## Task requirements
Of the lines below, copy those that hold the word "вчера".

##############################

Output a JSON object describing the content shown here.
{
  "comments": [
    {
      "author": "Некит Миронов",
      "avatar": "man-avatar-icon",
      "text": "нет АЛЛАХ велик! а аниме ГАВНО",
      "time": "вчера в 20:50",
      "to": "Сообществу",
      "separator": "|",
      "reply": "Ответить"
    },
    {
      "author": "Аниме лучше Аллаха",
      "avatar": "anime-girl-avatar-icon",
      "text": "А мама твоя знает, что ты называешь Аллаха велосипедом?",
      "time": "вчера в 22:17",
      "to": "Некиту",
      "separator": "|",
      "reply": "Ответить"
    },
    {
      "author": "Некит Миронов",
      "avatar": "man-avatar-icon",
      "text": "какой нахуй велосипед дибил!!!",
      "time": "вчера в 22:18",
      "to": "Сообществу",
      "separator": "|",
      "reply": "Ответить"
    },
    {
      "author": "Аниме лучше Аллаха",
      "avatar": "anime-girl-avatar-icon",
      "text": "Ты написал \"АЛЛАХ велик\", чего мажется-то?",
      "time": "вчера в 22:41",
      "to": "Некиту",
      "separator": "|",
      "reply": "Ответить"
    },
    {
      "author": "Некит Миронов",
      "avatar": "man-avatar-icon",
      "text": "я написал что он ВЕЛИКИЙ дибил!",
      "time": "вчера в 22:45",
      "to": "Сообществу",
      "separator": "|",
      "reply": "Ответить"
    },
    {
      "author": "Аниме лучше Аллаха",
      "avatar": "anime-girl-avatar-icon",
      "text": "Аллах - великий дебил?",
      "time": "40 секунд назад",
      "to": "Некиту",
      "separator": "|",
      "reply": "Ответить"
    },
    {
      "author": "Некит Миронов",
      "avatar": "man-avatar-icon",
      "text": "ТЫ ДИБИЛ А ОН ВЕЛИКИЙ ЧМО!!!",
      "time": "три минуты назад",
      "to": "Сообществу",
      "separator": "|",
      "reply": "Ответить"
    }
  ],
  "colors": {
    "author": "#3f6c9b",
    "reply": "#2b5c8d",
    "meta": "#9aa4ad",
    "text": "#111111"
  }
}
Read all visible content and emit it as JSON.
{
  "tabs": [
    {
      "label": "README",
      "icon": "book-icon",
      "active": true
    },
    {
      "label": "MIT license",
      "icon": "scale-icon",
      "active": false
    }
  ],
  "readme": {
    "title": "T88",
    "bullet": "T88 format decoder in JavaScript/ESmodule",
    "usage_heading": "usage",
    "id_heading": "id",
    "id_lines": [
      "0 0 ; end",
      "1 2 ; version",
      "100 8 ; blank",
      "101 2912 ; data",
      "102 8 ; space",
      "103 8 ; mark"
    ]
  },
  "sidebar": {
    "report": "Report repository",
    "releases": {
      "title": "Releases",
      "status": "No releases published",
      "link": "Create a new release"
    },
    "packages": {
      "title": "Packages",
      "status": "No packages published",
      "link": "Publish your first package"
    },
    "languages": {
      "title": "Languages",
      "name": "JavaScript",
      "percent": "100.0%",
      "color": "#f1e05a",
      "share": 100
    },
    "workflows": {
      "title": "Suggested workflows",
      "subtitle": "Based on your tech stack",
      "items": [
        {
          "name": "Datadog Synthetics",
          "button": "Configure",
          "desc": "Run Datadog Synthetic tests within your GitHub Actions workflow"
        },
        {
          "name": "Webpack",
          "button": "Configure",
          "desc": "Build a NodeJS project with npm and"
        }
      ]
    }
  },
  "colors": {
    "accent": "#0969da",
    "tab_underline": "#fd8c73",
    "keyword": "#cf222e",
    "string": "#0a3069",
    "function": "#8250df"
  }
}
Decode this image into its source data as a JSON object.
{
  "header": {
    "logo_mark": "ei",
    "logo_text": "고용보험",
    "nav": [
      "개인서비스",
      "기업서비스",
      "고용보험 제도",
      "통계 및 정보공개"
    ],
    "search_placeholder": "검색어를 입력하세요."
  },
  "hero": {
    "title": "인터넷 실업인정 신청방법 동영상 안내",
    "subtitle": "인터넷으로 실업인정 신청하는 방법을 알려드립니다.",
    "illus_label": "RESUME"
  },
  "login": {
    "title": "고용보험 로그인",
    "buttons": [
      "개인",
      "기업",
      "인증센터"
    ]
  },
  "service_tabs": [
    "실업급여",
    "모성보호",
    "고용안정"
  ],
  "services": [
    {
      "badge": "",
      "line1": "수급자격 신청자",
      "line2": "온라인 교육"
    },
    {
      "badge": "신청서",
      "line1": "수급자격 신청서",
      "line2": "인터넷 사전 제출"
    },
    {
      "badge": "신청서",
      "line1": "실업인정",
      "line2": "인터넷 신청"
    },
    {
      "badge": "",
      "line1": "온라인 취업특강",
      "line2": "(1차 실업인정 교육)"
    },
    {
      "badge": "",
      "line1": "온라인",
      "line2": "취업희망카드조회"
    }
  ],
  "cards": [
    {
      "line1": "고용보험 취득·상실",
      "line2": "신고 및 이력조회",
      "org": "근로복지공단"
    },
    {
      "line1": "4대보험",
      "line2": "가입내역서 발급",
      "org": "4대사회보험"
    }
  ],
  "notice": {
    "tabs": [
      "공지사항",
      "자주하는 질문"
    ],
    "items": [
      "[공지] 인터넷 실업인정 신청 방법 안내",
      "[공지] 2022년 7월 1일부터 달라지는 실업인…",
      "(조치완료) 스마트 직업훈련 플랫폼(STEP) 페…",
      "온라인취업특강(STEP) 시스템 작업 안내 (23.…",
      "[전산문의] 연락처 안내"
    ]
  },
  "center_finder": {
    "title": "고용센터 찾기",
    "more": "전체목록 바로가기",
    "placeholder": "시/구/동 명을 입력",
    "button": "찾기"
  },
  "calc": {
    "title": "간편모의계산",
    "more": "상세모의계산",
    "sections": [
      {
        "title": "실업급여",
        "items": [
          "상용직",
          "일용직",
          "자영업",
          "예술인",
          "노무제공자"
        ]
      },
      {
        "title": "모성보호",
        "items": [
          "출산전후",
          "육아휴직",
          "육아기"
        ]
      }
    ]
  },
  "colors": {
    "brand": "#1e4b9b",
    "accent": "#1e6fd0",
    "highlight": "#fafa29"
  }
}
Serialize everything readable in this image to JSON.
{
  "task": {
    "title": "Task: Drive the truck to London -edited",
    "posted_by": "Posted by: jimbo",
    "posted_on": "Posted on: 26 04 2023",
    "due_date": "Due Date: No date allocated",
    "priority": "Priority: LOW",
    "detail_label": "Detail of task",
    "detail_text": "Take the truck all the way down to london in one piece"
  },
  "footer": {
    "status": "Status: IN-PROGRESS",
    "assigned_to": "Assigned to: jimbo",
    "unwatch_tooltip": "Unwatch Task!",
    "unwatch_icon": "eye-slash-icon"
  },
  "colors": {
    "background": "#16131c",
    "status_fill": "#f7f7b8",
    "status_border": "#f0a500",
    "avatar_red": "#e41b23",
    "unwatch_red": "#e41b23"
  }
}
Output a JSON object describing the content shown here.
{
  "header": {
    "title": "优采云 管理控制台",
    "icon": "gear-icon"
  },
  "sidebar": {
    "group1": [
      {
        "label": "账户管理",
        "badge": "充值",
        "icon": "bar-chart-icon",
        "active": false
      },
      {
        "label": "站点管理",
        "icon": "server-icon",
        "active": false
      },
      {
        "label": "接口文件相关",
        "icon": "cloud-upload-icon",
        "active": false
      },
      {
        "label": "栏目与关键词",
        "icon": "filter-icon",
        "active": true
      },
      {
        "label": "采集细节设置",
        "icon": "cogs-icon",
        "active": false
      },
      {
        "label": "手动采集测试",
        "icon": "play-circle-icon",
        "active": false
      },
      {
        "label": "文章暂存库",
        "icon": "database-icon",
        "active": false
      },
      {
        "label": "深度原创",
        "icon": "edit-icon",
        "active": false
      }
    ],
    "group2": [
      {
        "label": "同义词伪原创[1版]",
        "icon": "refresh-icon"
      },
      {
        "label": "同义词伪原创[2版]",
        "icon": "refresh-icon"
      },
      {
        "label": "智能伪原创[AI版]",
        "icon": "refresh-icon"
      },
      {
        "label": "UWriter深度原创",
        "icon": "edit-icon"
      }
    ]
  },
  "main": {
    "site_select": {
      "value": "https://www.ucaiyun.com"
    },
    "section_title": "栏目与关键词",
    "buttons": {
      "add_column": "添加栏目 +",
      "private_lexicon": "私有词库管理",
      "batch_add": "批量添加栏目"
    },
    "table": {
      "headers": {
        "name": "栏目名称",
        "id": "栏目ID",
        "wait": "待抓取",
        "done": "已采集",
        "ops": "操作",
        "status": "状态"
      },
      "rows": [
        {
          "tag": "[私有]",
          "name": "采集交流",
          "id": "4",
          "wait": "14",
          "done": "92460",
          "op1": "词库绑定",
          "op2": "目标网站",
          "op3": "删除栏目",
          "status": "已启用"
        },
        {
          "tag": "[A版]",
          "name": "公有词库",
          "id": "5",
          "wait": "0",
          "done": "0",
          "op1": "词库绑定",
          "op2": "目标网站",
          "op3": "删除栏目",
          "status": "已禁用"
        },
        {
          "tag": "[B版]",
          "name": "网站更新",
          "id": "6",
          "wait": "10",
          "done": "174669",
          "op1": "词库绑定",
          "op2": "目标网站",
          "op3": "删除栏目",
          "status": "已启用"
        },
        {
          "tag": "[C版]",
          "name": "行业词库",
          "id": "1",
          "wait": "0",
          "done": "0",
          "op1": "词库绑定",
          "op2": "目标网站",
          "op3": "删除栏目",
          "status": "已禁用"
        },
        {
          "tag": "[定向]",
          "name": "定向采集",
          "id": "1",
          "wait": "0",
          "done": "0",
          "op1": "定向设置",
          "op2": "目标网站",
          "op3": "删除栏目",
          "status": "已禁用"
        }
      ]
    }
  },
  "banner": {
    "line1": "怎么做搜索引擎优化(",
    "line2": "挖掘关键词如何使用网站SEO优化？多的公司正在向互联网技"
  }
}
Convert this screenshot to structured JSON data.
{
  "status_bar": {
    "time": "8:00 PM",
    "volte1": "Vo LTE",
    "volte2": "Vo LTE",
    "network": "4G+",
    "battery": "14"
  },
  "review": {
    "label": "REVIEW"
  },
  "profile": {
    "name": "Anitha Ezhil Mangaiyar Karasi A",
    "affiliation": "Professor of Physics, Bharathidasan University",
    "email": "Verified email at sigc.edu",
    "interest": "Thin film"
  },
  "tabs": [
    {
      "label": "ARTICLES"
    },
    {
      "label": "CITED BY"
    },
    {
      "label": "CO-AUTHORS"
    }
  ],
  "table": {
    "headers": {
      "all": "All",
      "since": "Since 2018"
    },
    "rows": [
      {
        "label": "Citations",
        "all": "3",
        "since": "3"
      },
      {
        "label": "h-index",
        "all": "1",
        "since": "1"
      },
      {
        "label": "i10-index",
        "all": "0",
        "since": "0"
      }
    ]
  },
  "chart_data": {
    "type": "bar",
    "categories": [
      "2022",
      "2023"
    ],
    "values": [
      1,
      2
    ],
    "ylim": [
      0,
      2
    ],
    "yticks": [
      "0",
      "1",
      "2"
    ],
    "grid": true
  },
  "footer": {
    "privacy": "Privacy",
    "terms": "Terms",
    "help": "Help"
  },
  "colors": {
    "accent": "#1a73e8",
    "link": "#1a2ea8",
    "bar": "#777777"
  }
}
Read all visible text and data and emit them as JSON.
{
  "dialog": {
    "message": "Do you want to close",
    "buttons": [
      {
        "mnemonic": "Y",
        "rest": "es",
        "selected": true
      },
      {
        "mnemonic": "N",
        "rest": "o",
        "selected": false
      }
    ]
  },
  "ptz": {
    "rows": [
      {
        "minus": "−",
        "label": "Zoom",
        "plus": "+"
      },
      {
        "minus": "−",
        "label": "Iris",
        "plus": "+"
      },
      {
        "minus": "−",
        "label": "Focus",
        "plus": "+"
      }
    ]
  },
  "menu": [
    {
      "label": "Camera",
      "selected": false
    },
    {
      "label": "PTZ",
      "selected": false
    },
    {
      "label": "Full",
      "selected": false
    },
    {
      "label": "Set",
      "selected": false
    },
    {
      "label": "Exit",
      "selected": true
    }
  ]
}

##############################

## Problem solution
      "time": "вчера в 20:50",
      "time": "вчера в 22:17",
      "time": "вчера в 22:18",
      "time": "вчера в 22:41",
      "time": "вчера в 22:45",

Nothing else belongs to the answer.